Bunny-hopping to the beat
Rhythm game spins have been steadily increasing in popularity. The metronomic pulse underpinning the action forms a thin line to navigate, somewhere between flow state and tripping over your own feet. That’s the line Jaw Drop Games’ Gun Jam rides, and it does so pretty well.
I had a chance to see and play Gun Jam, as well as speak with Creative Director Martin Darby and Paul Wilson, a producer from publisher Raw Fury. The game was seemingly born out of a concept made a few years ago, of moving and blasting enemies to the beat. Now, Jaw Drop Games has brought the concept to life in Gun Jam, a rhythm first-person shooter where players have to move to the beat to survive.
It’s a pretty simple concept, if you’ve played something like 2016’s Doom or even the original. Enemies spawn in, and the player blasts them as they arrive. In Gun Jam, the action centers around the music thumping through the stage, making it pulsate with the beat. A metronome lane of beats scrolls up from the bottom of the screen and into the crosshairs, intuitively showing the player the right time to click heads. Different colored notes will correspond to a few different weapons, ranging from a simple gun to a more powerful rifle or grenade launcher.
I watched the devs play through the level before taking my own crack at it. I note this because Gun Jam took me on a very humbling journey from thinking I got the general idea, to realizing how much was being asked. There’s a general flow through the level, but no rails. It was up to me to dodge fire, move around the arena, and keep the beat alive by shooting, kicking, or dashing along with it.
It felt a bit like the old rub-your-stomach, pat-your-head routine. Once I started to see beyond the lane, so to speak, it clicked. If you’ve played a rhythm game like Rock Band or Guitar Hero, you’ll know the feeling of seeing “beyond” the highway, and recognizing patterns out of the corner of your eye. That’s pretty crucial in Gun Jam, where I’m trying to determine my next moves and high-priority targets while also matching incoming beat patterns.

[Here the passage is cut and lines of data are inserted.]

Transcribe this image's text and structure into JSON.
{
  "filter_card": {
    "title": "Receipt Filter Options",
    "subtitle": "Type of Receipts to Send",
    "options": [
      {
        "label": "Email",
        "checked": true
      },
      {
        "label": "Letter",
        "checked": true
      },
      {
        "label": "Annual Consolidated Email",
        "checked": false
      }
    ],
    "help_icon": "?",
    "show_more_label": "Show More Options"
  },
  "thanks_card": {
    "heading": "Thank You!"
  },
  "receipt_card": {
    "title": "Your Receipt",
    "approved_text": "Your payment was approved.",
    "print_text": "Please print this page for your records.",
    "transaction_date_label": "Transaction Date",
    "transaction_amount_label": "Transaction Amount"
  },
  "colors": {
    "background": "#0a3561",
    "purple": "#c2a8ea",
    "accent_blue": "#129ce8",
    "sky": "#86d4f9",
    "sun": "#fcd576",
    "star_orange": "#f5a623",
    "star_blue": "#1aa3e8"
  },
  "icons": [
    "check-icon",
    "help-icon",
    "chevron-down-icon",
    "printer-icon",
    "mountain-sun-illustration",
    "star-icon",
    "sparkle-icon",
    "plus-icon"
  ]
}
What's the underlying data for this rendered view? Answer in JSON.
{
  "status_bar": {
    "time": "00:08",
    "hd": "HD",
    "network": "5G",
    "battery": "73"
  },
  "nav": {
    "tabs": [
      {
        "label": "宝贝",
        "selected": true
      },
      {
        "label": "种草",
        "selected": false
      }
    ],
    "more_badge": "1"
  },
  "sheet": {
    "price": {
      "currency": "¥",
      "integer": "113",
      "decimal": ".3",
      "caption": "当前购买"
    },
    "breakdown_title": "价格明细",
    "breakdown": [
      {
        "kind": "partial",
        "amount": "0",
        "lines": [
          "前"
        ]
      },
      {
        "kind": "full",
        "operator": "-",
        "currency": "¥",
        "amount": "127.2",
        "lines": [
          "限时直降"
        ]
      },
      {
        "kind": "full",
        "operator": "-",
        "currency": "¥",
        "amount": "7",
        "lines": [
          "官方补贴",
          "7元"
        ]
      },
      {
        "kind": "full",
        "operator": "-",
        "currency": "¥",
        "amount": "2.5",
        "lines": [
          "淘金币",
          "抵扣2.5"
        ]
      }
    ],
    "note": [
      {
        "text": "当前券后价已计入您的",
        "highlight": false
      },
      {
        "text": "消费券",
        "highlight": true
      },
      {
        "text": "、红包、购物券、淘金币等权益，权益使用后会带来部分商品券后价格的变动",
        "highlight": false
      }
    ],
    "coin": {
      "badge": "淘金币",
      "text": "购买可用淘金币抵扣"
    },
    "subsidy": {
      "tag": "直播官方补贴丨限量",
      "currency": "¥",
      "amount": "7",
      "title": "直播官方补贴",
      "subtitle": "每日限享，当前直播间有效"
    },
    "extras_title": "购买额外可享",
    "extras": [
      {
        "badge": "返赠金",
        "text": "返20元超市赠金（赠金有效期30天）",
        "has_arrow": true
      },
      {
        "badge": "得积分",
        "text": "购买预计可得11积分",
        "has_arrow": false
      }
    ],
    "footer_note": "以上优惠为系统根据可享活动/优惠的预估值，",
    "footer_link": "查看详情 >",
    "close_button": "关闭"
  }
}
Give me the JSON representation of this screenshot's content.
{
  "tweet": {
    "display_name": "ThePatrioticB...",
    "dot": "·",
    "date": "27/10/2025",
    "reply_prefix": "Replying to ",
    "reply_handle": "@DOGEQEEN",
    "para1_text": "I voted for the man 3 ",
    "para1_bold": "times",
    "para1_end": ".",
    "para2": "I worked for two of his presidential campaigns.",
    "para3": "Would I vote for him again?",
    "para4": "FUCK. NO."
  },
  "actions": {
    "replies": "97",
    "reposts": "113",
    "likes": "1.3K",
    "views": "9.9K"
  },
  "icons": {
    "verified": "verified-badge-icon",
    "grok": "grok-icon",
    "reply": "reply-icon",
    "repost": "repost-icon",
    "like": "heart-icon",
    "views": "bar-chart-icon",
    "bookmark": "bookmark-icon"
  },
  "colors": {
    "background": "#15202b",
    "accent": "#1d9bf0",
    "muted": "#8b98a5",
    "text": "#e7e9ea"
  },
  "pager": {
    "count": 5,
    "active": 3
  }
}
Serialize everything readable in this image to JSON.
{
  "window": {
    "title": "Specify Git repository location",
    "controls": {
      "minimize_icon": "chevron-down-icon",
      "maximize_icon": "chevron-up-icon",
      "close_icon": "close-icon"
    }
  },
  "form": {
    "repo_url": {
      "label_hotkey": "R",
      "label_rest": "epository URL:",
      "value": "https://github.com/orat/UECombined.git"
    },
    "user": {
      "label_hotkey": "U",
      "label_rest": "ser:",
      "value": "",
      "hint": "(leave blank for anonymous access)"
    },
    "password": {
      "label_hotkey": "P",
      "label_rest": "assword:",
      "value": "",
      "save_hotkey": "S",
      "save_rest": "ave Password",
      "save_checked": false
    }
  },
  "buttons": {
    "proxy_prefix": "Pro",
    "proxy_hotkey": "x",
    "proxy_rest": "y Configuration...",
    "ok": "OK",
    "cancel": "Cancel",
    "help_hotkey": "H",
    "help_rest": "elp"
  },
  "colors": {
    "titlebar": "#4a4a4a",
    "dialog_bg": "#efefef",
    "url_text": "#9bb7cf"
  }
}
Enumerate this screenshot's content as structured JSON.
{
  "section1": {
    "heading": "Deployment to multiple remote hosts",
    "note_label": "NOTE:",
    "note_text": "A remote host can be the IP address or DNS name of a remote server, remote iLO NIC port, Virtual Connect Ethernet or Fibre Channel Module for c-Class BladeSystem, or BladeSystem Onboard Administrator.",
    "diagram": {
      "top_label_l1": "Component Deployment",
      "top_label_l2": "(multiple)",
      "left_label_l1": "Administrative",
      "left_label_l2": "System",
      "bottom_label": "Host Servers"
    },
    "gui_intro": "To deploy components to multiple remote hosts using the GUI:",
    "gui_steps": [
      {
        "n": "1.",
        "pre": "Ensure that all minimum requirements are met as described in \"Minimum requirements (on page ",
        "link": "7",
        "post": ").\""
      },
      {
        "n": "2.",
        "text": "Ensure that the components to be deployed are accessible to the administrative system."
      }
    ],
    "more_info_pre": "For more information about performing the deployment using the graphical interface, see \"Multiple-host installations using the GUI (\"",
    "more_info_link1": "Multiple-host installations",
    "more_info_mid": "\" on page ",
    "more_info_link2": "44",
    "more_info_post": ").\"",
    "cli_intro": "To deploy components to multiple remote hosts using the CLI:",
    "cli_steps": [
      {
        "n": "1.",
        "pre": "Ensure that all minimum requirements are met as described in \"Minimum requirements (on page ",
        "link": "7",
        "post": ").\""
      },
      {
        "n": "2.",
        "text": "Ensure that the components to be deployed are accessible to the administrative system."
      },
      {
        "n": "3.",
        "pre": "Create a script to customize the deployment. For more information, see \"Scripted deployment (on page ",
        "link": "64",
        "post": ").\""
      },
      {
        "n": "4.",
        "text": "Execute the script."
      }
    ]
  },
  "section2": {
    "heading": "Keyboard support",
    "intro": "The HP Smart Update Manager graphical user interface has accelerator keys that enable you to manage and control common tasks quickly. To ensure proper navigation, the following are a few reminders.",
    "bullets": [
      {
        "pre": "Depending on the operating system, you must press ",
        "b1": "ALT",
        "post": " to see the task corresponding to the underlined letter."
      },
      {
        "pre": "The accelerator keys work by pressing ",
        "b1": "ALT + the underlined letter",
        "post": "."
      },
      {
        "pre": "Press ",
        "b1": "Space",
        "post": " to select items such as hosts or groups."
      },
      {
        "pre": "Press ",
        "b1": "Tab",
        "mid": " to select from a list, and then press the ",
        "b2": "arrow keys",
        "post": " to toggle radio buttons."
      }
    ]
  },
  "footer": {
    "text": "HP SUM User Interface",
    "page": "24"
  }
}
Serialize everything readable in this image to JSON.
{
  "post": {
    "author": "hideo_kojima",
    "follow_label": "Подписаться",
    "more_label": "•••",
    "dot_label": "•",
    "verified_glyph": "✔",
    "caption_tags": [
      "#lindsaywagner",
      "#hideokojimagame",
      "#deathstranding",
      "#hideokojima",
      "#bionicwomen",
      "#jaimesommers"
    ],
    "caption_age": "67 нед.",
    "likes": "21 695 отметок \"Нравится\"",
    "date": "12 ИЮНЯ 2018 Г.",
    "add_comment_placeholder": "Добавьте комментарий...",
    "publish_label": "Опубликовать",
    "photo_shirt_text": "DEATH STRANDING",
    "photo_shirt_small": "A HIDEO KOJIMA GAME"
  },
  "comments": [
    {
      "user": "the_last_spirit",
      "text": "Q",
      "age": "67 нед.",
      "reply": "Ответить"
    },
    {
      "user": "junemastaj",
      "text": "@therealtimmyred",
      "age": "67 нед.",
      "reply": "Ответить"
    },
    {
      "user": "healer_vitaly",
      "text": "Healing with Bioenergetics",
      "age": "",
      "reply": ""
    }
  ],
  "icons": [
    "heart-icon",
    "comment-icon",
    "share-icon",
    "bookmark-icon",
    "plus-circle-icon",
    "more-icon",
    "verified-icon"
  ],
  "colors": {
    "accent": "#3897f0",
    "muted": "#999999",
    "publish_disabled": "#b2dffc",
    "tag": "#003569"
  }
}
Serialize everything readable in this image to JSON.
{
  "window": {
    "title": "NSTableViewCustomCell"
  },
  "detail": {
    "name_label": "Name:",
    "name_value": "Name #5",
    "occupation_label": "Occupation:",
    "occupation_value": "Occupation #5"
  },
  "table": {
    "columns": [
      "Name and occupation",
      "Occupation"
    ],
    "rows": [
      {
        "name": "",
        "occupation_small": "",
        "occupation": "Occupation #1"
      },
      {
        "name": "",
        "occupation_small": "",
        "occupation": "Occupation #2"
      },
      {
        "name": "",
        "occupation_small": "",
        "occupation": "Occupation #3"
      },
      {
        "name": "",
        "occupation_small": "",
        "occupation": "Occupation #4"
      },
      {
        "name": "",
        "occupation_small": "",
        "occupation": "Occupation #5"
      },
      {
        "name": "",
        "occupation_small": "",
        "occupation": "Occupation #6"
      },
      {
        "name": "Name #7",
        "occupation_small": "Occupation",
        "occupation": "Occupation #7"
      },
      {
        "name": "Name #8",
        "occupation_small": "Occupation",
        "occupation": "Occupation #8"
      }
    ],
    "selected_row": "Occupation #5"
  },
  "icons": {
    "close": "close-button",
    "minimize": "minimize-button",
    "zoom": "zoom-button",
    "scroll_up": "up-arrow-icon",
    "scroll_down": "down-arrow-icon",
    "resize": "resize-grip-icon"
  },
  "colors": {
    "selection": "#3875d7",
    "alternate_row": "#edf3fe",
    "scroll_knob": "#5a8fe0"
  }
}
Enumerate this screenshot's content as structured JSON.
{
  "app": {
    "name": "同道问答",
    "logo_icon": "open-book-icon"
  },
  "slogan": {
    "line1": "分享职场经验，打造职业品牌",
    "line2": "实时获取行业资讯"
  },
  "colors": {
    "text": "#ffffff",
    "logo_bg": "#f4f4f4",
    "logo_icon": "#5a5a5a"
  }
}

Balancing between arena shooter and rhythm game can feel a bit like playing two games at the same time. And, as Darby tells me, it was the core challenge in bringing Gun Jam to life.
“We’ve gone through a lot of prototyping, and a lot of pre-production, in order to get that right, and get what we feel strikes that balance in between those two aspects,” said Darby.
The core becomes, like any rhythm game, learning the song. Eventually, the player will start to remember core parts of the tune coming up as they should. The chorus arrives, and they know the grenade launcher will drop on the downbeat. If they see a group of enemies all huddled up, the gears turn. And in my playthrough of the demo, I felt that happening; one particular section keeps the main beat going with the main rifle, but adds in a three-beat syncopation between those steady rhythms. Once I knew when to expect those three extra-quick rounds, I could anticipate them, identify a dangerous foe, and burst it down quickly with the boosted firepower.
“We want people to like listening to these songs, and through that learning process and knowing when some bridge or chorus or a drop is coming, will kind of trigger a player to know that a grenade launcher is on the way also,” Wilson told me. “So it’s kind of this learning experience, as well as something that they’re enjoying moment to moment, if that makes sense.”
In the demo I played, death was turned off. In the final build, as Darby tells me, they’re looking to have a soft-fail condition, similar to missing notes in Beat Saber or Guitar Hero. Rhythms will also get funkier; though the demo build was very metronomic, Darby says there is stuff in there for them to ramp up to higher, “Nightmare” difficulty.
As for its soundtrack, Jaw Drop Games is looking to have multiple genres. The devs identify electronic music, trap, and metal as genres they’re looking to explore, each with their own corresponding character.
“We got some polyrhythm sections for you, if you like,” Wilson jokes.
User-generated content is also something Jaw Drop Games is interested in, as something in their stretch goal category. I brought up the question of copyright, as users could potentially start using Metallica instead of original music, and the developers assured me they would want to work within the “legal constraints” of what can be done.
One song and dance with Gun Jam definitely has me interested. I like the different genres they’re approaching, the bright colors, and use of weapons as nodes to add some in-the-moment creative problem solving. Clicking heads to a beat is fun, and Gun Jam easily finds the synchronicity between the two.
Gun Jam is up for wishlisting on Steam now.